Horn Book Review

Although Purple Little Bird has a perfectly purple house and garden, he feels something is "not quite right." After traveling to Brown Bear's cave, Gray Goat's steep cliff, and other locales searching for the "perfect place," he realizes his own home is "much too purple." This rather pale story is buoyed by Foley's strong, color-saturated illustrations. (c) Copyright 2011. The Horn Book, Inc., a wholly owned subsidiary of Media Source, Inc. No redistribution permitted.

Kirkus Review

A small purple birdPierre is the name on his purple mailboxwho "love[s] everything purple" circumnavigates the world in search of the missing ingredient in his nearly perfect purple house: a little variety in color, as it turns out.The economical text packs in a surprising amount, offering an adventure for the anthropomorphic little bird, who encounters a bear, a mountain goat, a camel, a frog and three pink possums in his quest for understanding what makes a house (or a home) perfect. Bear, goat, camel and frog live in places that have their pluses ("It is cool and refreshing," the purple bird tells the frog in his pond) and minuses ("'s too damp!"). Foley uses a crayon palette to good effect, with warm hues and quick strokes that color outside the friendly cartoon lines and fill the page. Each of the other animals lives in its own natural habitatforest greens and browns for the bear, snowy white and gray for the mountain goat, warm yellow and tan for the camel and a surprisingly red tree for the pink possums. The same colors appear in the next-to-last opening as Purple Bird and his possum friends paint his (formerly) purple house to perfection.Satisfying for the very youngest. (Picture book. 18 mos.-4)]] Copyright Kirkus Reviews, used with permission.

Booklist Review

The theme color (purple) and the look (childlike illustrations on a clean white background) each recall Crockett Johnson's classic, Harold and the Purple Crayon (1955). While Harold's own vivid imagination powered that story, here, Purple Little Bird needs to be helped out of his comfort zone by some animal friends. The purple perfectionist tries hard to make his hous. perfect. but as close as he gets, it just isn't right. He visits a series of animals seekin. a truly perfect place. but their homes don't suit him either. The introduction to colors and aspects of various animals' habitats, along with the repetitive story line, make this ideal for young children.
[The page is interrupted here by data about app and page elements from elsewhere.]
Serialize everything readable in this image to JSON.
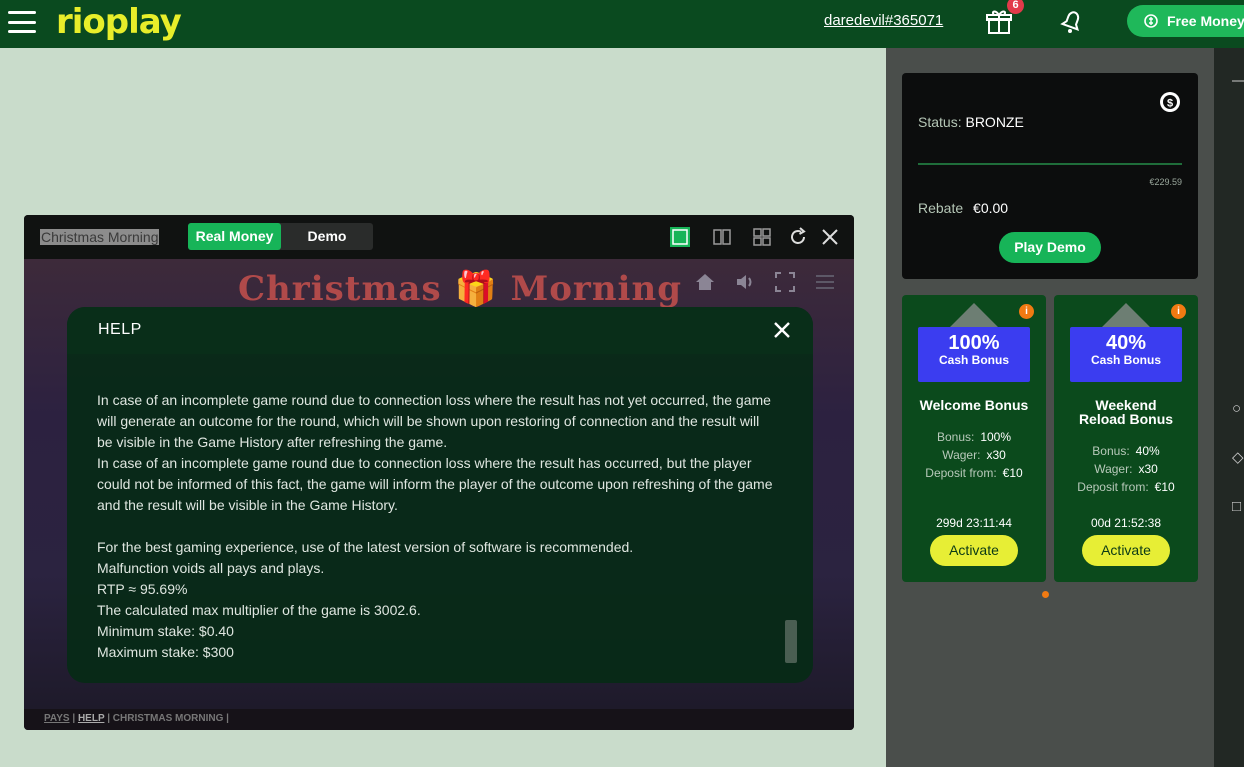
{
  "header": {
    "logo": "rioplay",
    "username": "daredevil#365071",
    "gift_badge": "6",
    "free_money_label": "Free Money"
  },
  "status_card": {
    "status_label": "Status:",
    "status_value": "BRONZE",
    "progress_fraction": 0.0,
    "progress_target": "€229.59",
    "rebate_label": "Rebate",
    "rebate_value": "€0.00",
    "play_demo_label": "Play Demo"
  },
  "bonuses": [
    {
      "pct": "100%",
      "type": "Cash Bonus",
      "title": "Welcome Bonus",
      "bonus_label": "Bonus:",
      "bonus_value": "100%",
      "wager_label": "Wager:",
      "wager_value": "x30",
      "deposit_label": "Deposit from:",
      "deposit_value": "€10",
      "timer": "299d  23:11:44",
      "activate_label": "Activate"
    },
    {
      "pct": "40%",
      "type": "Cash Bonus",
      "title": "Weekend Reload Bonus",
      "bonus_label": "Bonus:",
      "bonus_value": "40%",
      "wager_label": "Wager:",
      "wager_value": "x30",
      "deposit_label": "Deposit from:",
      "deposit_value": "€10",
      "timer": "00d  21:52:38",
      "activate_label": "Activate"
    }
  ],
  "game": {
    "title": "Christmas Morning",
    "mode_real": "Real Money",
    "mode_demo": "Demo",
    "logo_text": "Christmas 🎁 Morning",
    "help": {
      "title": "HELP",
      "paragraphs": [
        "In case of an incomplete game round due to connection loss where the result has not yet occurred, the game will generate an outcome for the round, which will be shown upon restoring of connection and the result will be visible in the Game History after refreshing the game.",
        "In case of an incomplete game round due to connection loss where the result has occurred, but the player could not be informed of this fact, the game will inform the player of the outcome upon refreshing of the game and the result will be visible in the Game History.",
        "",
        "For the best gaming experience, use of the latest version of software is recommended.",
        "Malfunction voids all pays and plays.",
        "RTP ≈ 95.69%",
        "The calculated max multiplier of the game is 3002.6.",
        "Minimum stake: $0.40",
        "Maximum stake: $300"
      ]
    },
    "footer": {
      "pays": "PAYS",
      "help": "HELP",
      "game_name": "CHRISTMAS MORNING"
    }
  }
}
Purple Little Bird, with his bright color, oversize head, and anxious expression, is plenty appealing, while the simple, bright paintings, loosely outlined in textured black line, suitably complement the brief text. The resolution, in which Purple Little Bird learns the rather Buddhist lesson that perfection is truly found only in imperfection, satisfies.--Foote, Dian. Copyright 2010 Booklist